|Rainspirit (rainspirit) wrote in scans_daily,|
@ 2010-12-10 02:46 pm UTC
|Entry tags:||char: sherlock holmes, creator: alan moore, title: league of extraordinary gentlemen|
Seeing as this is a community heavily invested in the trials and tribulations of heroes and their nemeses, there will surely be no small representation in today's category. But on meditating on the subject further (and retreading Alan Moore's fantastic, overstuffed graphic novel, The League of Extraordinary Gentlemen), I was reminded of an even older rivalry predating superhero comics: That of Sherlock Holmes, great detective, versus James Moriarty, the Napoleon of Crime.
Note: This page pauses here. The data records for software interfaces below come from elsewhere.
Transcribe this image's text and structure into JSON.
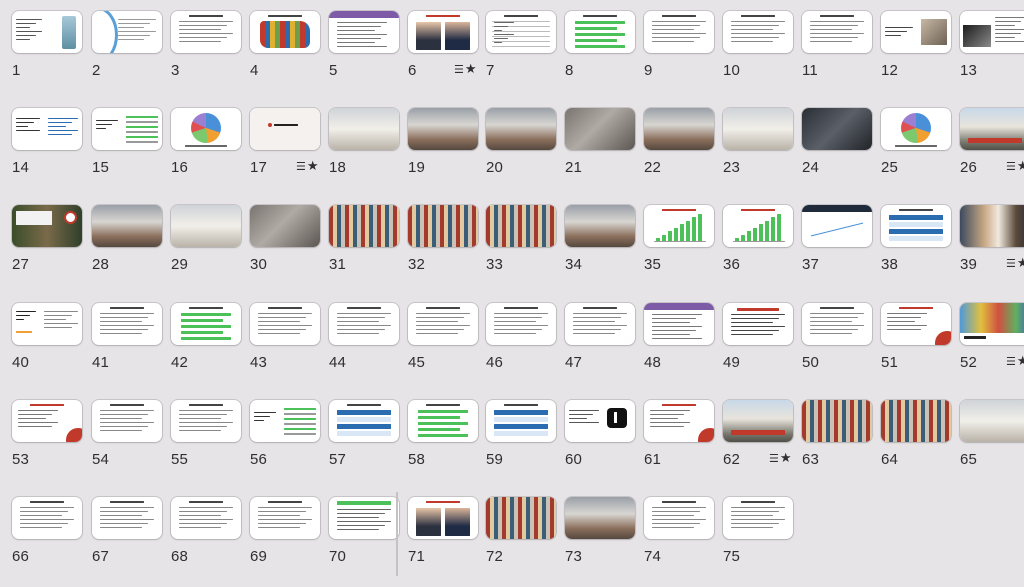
{
  "slides": [
    {
      "num": "1",
      "kind": "liberty",
      "starred": false
    },
    {
      "num": "2",
      "kind": "arc",
      "starred": false
    },
    {
      "num": "3",
      "kind": "text",
      "starred": false
    },
    {
      "num": "4",
      "kind": "usmap",
      "starred": false
    },
    {
      "num": "5",
      "kind": "purplehead",
      "starred": false
    },
    {
      "num": "6",
      "kind": "portraits",
      "starred": true
    },
    {
      "num": "7",
      "kind": "table",
      "starred": false
    },
    {
      "num": "8",
      "kind": "greenbars",
      "starred": false
    },
    {
      "num": "9",
      "kind": "text",
      "starred": false
    },
    {
      "num": "10",
      "kind": "text",
      "starred": false
    },
    {
      "num": "11",
      "kind": "text",
      "starred": false
    },
    {
      "num": "12",
      "kind": "textphoto",
      "starred": false
    },
    {
      "num": "13",
      "kind": "darkphoto",
      "starred": false
    },
    {
      "num": "14",
      "kind": "bluetext",
      "starred": false
    },
    {
      "num": "15",
      "kind": "greenlist",
      "starred": false
    },
    {
      "num": "16",
      "kind": "pie",
      "starred": false
    },
    {
      "num": "17",
      "kind": "macys",
      "starred": true
    },
    {
      "num": "18",
      "kind": "photo-light",
      "starred": false
    },
    {
      "num": "19",
      "kind": "photo-store",
      "starred": false
    },
    {
      "num": "20",
      "kind": "photo-store",
      "starred": false
    },
    {
      "num": "21",
      "kind": "photo-grey",
      "starred": false
    },
    {
      "num": "22",
      "kind": "photo-store",
      "starred": false
    },
    {
      "num": "23",
      "kind": "photo-light",
      "starred": false
    },
    {
      "num": "24",
      "kind": "photo-dark",
      "starred": false
    },
    {
      "num": "25",
      "kind": "pie",
      "starred": false
    },
    {
      "num": "26",
      "kind": "storefront",
      "starred": true
    },
    {
      "num": "27",
      "kind": "target",
      "starred": false
    },
    {
      "num": "28",
      "kind": "photo-store",
      "starred": false
    },
    {
      "num": "29",
      "kind": "photo-light",
      "starred": false
    },
    {
      "num": "30",
      "kind": "photo-grey",
      "starred": false
    },
    {
      "num": "31",
      "kind": "photo-shelf",
      "starred": false
    },
    {
      "num": "32",
      "kind": "photo-shelf",
      "starred": false
    },
    {
      "num": "33",
      "kind": "photo-shelf",
      "starred": false
    },
    {
      "num": "34",
      "kind": "photo-store",
      "starred": false
    },
    {
      "num": "35",
      "kind": "chartbars",
      "starred": false
    },
    {
      "num": "36",
      "kind": "chartbars",
      "starred": false
    },
    {
      "num": "37",
      "kind": "darkline",
      "starred": false
    },
    {
      "num": "38",
      "kind": "bluelist",
      "starred": false
    },
    {
      "num": "39",
      "kind": "people",
      "starred": true
    },
    {
      "num": "40",
      "kind": "amazon",
      "starred": false
    },
    {
      "num": "41",
      "kind": "text",
      "starred": false
    },
    {
      "num": "42",
      "kind": "greenbars",
      "starred": false
    },
    {
      "num": "43",
      "kind": "text",
      "starred": false
    },
    {
      "num": "44",
      "kind": "text",
      "starred": false
    },
    {
      "num": "45",
      "kind": "text",
      "starred": false
    },
    {
      "num": "46",
      "kind": "text",
      "starred": false
    },
    {
      "num": "47",
      "kind": "text",
      "starred": false
    },
    {
      "num": "48",
      "kind": "purplehead",
      "starred": false
    },
    {
      "num": "49",
      "kind": "redtitle",
      "starred": false
    },
    {
      "num": "50",
      "kind": "text",
      "starred": false
    },
    {
      "num": "51",
      "kind": "redcircle",
      "starred": false
    },
    {
      "num": "52",
      "kind": "roblox",
      "starred": true
    },
    {
      "num": "53",
      "kind": "redcircle",
      "starred": false
    },
    {
      "num": "54",
      "kind": "text",
      "starred": false
    },
    {
      "num": "55",
      "kind": "text",
      "starred": false
    },
    {
      "num": "56",
      "kind": "greenlist",
      "starred": false
    },
    {
      "num": "57",
      "kind": "bluelist",
      "starred": false
    },
    {
      "num": "58",
      "kind": "greenbars",
      "starred": false
    },
    {
      "num": "59",
      "kind": "bluelist",
      "starred": false
    },
    {
      "num": "60",
      "kind": "tiktok",
      "starred": false
    },
    {
      "num": "61",
      "kind": "redcircle",
      "starred": false
    },
    {
      "num": "62",
      "kind": "storefront",
      "starred": true
    },
    {
      "num": "63",
      "kind": "photo-shelf",
      "starred": false
    },
    {
      "num": "64",
      "kind": "photo-shelf",
      "starred": false
    },
    {
      "num": "65",
      "kind": "photo-light",
      "starred": false
    },
    {
      "num": "66",
      "kind": "text",
      "starred": false
    },
    {
      "num": "67",
      "kind": "text",
      "starred": false
    },
    {
      "num": "68",
      "kind": "text",
      "starred": false
    },
    {
      "num": "69",
      "kind": "text",
      "starred": false
    },
    {
      "num": "70",
      "kind": "greenhead",
      "starred": false
    },
    {
      "num": "71",
      "kind": "portraits",
      "starred": false
    },
    {
      "num": "72",
      "kind": "photo-shelf",
      "starred": false
    },
    {
      "num": "73",
      "kind": "photo-store",
      "starred": false
    },
    {
      "num": "74",
      "kind": "text",
      "starred": false
    },
    {
      "num": "75",
      "kind": "text",
      "starred": false
    }
  ],
  "colors": {
    "background": "#e6e4e6",
    "thumbnail": "#ffffff",
    "number_text": "#2f2f2f",
    "accent_red": "#c0392b",
    "accent_green": "#4cc15a",
    "accent_blue": "#2b6cb0",
    "accent_purple": "#7d5ba6"
  }
}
So then! Here are seven pages from The League of Extraordinary Gentlemen, Volume 1, Issue 5.
For those who like context, this is Alan Moore's rendition of the final scene of Arthur Conan Doyle's Sherlock Holmes short story, The Final Problem. (Also another note that most of my knowledge of the literary references of the series is supplemented by This website, just in case any of you with a copy of The League and feel like tracking down all those weird little details.)
This page and the preceding one are what makes them worthy of this post. Two intelligent men of highly polar moral views, almost amiable in their dialogue as each makes their characters clear: Moriarty is animated and sinister beneath his joviality, Holmes calm and composed as he writes his (presumably) last, fateful letter to Watson, who was led away by the ruse described in panel 2.
(According to the aforementioned annotations website, Sherlock uses baritsu in this scene, a Japanese form of wrestling.)
From Arthur Conan Doyle's next Holmes story, The Adventure of the Empty House: "I am not a fanciful person, but I give you my word that I seemed to hear Moriarty's voice screaming at me out of the abyss."
This scene, done in flashback, then reverts back to the "present day" of the story, in which Moriarty and Bond are speaking in length on their plans while thinking back on the "fateful day" in Switzerland - all while the Invisible Man listens, unheard. It's a great set-up for a bad guy - Moriarty is shown as brilliant, more than a little demented, and worse than that, actually a figure in the workings of the British government. And it is the one scene where Sherlock Holmes is shown, though he is referenced a few times later on in the lore of the LoeG.
I'd like to take a moment to thank the mod team for coming up with these daily themes - it's great inspiration for first time posters!